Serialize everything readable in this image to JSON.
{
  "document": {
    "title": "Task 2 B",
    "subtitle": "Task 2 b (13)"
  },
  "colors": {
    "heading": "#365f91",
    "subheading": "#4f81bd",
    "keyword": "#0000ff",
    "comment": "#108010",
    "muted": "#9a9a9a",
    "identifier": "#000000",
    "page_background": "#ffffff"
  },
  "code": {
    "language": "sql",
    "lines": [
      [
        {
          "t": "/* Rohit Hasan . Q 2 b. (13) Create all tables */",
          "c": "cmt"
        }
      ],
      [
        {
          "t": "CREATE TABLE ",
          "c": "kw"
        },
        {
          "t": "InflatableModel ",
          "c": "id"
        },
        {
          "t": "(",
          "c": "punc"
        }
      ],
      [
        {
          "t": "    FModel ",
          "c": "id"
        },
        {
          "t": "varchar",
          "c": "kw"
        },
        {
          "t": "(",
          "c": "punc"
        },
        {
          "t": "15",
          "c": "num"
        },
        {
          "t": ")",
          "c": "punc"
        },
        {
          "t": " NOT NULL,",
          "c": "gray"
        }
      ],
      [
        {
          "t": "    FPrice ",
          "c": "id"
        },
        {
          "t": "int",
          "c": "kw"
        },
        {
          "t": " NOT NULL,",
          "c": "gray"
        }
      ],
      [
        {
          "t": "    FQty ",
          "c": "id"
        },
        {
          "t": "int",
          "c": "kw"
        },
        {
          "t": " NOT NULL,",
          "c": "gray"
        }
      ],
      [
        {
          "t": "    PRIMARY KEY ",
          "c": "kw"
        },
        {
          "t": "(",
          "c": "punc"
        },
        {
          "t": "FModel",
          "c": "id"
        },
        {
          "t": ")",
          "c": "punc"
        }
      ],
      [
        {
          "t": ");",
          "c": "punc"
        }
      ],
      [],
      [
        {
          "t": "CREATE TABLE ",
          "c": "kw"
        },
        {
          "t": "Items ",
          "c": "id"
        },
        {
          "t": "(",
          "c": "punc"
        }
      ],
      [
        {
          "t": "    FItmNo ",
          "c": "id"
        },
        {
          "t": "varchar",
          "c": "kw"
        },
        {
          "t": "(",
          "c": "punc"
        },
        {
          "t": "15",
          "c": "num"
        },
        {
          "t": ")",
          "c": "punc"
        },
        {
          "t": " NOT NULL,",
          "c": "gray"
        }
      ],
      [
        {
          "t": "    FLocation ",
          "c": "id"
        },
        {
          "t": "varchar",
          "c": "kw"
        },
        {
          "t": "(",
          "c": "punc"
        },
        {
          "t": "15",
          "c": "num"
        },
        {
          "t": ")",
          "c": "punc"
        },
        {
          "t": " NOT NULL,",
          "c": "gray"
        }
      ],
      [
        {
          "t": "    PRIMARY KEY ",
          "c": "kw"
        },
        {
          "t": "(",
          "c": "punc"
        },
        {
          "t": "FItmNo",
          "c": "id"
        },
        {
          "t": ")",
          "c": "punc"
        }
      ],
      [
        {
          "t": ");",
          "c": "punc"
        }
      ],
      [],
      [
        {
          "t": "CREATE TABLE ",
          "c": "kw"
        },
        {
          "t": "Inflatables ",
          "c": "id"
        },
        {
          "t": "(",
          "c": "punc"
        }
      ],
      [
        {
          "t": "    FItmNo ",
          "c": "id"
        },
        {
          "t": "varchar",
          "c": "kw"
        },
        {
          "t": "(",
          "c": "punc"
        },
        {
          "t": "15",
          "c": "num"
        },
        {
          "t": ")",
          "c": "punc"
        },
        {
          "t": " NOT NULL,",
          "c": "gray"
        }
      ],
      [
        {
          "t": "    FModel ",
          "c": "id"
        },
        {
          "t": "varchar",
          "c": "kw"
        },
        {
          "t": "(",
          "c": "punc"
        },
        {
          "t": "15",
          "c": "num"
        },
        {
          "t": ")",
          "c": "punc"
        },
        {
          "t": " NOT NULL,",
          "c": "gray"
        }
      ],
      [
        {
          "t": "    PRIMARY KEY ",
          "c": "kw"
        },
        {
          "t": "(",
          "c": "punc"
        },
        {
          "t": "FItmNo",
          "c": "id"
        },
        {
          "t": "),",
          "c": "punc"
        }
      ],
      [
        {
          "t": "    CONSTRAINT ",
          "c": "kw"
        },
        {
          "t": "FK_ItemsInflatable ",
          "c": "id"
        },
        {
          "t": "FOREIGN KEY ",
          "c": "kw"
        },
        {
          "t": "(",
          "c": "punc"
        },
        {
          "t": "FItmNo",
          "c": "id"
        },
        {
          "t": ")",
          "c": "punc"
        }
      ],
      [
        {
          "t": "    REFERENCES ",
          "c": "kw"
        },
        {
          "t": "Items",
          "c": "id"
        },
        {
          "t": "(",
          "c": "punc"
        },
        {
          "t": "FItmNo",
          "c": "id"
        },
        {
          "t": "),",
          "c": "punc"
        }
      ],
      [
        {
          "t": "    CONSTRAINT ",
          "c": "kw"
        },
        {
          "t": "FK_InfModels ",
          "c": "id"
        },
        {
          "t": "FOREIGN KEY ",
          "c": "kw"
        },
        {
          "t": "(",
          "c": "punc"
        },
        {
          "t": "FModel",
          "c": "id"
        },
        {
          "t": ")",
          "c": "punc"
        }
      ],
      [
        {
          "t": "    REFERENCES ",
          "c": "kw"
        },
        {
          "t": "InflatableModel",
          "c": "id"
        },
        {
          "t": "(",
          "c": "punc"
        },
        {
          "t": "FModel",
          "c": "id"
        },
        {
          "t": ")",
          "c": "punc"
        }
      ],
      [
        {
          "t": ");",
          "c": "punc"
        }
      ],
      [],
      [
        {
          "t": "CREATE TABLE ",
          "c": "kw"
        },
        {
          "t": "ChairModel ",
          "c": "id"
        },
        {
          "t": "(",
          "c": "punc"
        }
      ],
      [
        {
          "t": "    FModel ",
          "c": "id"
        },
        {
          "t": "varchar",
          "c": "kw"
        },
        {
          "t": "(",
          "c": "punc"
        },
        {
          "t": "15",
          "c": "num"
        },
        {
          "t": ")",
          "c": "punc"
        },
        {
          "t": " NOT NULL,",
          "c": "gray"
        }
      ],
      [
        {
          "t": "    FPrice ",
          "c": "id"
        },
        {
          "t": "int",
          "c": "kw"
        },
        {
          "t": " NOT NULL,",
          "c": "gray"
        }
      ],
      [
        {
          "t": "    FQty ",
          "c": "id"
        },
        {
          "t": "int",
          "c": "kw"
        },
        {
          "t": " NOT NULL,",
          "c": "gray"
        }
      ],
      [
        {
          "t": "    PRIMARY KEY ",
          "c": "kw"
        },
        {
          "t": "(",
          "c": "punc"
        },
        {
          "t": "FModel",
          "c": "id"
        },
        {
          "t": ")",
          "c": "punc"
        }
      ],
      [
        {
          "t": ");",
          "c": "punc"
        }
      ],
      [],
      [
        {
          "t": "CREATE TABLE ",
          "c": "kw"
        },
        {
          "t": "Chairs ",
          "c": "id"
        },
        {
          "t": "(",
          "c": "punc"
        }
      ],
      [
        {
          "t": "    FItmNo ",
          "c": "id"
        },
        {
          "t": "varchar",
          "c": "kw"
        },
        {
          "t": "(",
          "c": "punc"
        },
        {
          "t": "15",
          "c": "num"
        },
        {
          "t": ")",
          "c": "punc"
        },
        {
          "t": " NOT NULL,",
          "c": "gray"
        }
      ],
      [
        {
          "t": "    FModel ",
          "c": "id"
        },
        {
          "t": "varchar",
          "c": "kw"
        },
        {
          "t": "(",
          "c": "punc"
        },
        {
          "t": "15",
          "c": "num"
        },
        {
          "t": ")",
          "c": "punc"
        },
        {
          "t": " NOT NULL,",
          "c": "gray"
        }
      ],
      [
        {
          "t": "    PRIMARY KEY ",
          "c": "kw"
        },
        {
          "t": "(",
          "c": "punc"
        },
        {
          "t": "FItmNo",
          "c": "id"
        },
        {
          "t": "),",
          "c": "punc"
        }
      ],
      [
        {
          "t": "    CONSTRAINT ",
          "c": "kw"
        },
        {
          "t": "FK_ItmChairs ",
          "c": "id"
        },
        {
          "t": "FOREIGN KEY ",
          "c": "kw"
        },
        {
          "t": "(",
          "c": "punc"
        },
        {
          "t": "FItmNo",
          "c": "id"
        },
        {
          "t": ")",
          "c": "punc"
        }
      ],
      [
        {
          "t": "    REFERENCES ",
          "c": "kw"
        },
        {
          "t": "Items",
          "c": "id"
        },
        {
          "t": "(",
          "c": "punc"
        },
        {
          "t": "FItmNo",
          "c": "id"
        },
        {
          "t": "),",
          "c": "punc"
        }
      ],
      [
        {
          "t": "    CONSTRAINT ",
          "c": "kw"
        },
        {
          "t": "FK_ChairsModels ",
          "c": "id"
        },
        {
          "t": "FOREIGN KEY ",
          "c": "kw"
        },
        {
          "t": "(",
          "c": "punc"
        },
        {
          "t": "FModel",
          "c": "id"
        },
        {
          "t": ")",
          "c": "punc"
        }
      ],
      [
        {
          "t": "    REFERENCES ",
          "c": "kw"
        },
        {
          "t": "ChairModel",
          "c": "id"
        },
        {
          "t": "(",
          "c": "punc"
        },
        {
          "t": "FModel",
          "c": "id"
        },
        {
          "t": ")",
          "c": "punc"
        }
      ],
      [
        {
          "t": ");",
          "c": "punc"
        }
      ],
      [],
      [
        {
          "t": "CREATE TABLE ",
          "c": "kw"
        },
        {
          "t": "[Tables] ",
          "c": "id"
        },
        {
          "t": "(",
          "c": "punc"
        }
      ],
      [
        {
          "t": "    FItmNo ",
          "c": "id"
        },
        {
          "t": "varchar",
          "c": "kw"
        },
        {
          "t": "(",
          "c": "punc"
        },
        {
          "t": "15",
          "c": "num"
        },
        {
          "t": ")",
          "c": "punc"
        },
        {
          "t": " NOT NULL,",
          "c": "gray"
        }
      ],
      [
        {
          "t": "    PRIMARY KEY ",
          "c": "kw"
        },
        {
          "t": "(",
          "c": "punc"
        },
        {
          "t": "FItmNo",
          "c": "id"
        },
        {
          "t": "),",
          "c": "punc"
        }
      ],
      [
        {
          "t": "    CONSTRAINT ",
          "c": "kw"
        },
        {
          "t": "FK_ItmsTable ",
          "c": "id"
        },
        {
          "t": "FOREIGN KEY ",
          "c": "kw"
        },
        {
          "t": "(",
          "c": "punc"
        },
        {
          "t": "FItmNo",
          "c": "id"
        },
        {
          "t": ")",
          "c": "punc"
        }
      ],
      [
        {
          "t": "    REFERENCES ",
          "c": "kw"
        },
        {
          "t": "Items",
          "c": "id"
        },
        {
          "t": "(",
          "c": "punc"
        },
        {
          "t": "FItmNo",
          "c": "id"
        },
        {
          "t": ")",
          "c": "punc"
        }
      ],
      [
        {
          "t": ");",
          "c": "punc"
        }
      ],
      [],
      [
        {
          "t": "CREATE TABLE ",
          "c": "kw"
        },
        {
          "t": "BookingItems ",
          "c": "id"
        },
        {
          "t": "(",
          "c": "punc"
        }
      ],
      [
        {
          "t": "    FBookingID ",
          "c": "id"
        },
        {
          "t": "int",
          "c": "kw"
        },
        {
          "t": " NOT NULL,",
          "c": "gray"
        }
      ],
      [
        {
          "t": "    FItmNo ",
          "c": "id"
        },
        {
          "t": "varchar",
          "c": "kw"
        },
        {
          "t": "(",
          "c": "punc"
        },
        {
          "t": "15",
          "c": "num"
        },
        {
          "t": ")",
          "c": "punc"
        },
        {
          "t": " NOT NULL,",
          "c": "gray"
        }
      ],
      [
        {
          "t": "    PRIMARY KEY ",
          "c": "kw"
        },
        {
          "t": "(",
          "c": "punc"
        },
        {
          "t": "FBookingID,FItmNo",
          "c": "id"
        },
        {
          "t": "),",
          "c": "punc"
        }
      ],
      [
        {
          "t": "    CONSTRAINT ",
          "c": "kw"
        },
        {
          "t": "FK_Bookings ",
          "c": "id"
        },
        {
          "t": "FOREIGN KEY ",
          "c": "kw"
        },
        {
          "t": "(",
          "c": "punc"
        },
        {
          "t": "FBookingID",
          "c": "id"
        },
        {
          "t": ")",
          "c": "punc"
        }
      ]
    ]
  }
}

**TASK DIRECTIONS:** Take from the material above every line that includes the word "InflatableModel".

**ANSWER SECTION:**
          "t": "InflatableModel ",
          "t": "InflatableModel",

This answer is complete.